Former U.S. Secretary of State Colin Powell passed away Monday at the age of 84, after dealing with complications from COVID-19.
The retired four-star general, was the nation's first Black secretary of state, who also served in other positions for a number of former U.S. presidents.
Those very presidents he served under, expressed their deep condolences, including George W. Bush, who said he and former first lady Laura Bush were "deeply saddened", calling Powell a "great public servant, starting with his time as a soldier during Vietnam".
Despite Powell's Republican background, he was not shy about endorsing Democrats, including former president Barak Obama, who said he'll always look to Powell as "an example of what America and Americans can and should be" if they wish "to remain the last, best hope of earth".
Former president Bill Clinton and former Secretary of State Hillary Clinton also noted in a joint statement that Powell was a "courageous soldier, a skilled commander, a dedicated diplomat and a good and decent man".
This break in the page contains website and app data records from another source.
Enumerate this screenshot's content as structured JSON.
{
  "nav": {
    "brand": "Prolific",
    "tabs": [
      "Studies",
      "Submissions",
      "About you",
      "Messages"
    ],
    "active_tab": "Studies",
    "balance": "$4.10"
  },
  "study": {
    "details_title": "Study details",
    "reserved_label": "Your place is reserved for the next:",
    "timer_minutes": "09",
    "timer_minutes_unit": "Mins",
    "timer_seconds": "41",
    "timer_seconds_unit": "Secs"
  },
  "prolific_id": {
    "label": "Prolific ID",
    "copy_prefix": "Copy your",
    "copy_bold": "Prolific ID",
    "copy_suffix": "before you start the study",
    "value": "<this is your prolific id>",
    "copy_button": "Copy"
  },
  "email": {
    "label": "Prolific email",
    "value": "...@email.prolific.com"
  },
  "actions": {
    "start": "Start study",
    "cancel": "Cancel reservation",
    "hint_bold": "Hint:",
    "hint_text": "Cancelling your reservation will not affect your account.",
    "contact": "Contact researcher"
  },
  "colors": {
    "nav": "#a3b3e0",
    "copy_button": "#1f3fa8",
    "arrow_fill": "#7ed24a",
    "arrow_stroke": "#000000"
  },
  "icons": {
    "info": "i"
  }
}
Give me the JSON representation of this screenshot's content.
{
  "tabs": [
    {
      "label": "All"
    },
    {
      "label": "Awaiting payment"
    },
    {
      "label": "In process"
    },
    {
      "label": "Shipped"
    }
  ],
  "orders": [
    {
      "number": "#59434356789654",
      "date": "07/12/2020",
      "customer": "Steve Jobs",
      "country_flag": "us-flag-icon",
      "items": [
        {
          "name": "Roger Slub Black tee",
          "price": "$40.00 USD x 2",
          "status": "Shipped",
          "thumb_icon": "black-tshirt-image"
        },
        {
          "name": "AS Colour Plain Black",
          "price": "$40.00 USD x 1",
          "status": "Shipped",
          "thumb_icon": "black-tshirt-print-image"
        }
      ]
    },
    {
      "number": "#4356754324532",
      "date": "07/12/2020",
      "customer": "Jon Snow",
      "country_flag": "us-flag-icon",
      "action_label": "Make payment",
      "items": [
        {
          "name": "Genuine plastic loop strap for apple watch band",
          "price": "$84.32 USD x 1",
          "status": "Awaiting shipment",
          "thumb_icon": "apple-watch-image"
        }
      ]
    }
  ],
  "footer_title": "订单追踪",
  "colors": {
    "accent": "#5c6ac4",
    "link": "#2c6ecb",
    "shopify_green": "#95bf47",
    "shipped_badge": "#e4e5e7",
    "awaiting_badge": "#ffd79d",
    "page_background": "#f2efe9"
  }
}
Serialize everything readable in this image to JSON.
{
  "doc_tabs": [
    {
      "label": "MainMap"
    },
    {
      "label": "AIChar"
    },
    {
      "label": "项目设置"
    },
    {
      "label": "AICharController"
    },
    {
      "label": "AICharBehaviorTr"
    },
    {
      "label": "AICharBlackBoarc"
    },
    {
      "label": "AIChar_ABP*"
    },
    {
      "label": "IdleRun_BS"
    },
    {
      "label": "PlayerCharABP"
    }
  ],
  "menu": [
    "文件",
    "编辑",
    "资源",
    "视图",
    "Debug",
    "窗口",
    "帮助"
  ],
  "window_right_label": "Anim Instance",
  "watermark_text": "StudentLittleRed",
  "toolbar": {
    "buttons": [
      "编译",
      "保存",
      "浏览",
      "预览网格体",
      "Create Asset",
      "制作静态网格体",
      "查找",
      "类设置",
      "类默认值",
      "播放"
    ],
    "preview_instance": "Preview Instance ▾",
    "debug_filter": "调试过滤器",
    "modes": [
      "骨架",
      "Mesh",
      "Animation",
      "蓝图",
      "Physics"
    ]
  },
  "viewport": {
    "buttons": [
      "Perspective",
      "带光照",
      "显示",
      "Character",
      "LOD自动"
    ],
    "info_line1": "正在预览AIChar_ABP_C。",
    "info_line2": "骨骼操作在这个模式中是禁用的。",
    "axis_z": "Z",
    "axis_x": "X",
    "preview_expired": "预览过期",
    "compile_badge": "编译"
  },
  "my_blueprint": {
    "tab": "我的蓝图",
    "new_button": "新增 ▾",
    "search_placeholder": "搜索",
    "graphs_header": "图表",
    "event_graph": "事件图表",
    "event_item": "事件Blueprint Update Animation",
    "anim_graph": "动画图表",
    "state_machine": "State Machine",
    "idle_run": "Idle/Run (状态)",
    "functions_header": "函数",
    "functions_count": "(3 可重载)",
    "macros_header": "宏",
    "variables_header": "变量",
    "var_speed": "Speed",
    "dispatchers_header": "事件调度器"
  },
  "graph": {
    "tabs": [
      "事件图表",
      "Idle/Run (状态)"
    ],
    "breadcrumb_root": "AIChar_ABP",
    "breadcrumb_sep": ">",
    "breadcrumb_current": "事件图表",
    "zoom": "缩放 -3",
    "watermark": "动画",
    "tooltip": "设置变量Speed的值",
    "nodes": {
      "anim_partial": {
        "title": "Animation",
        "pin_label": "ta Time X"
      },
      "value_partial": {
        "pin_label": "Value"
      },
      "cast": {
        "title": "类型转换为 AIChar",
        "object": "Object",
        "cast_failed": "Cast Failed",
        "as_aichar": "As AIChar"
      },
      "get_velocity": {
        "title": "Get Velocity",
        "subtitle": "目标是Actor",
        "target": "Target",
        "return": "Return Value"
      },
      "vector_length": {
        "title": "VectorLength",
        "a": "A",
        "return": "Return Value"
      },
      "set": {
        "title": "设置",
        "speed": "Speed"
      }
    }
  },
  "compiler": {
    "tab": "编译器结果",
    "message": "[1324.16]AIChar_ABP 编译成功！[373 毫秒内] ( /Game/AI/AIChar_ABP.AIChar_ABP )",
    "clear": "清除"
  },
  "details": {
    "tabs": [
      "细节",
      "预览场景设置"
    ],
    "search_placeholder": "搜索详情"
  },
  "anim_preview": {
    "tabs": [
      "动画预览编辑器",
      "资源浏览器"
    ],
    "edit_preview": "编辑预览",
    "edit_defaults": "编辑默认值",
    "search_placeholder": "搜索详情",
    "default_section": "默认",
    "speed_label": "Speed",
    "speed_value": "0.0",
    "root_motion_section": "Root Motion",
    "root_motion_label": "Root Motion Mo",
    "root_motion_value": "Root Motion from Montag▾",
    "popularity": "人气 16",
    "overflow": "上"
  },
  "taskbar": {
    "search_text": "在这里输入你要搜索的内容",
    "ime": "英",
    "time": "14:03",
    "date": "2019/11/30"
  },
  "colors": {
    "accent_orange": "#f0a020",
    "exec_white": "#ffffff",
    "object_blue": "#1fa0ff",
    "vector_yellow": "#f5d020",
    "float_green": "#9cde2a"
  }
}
Powell served as national security advisor for President Ronald Reagan, chairman of the joint chiefs of staff under George H.W. Bush, and finally as George W. Bush's top diplomat from 2001 to 2005.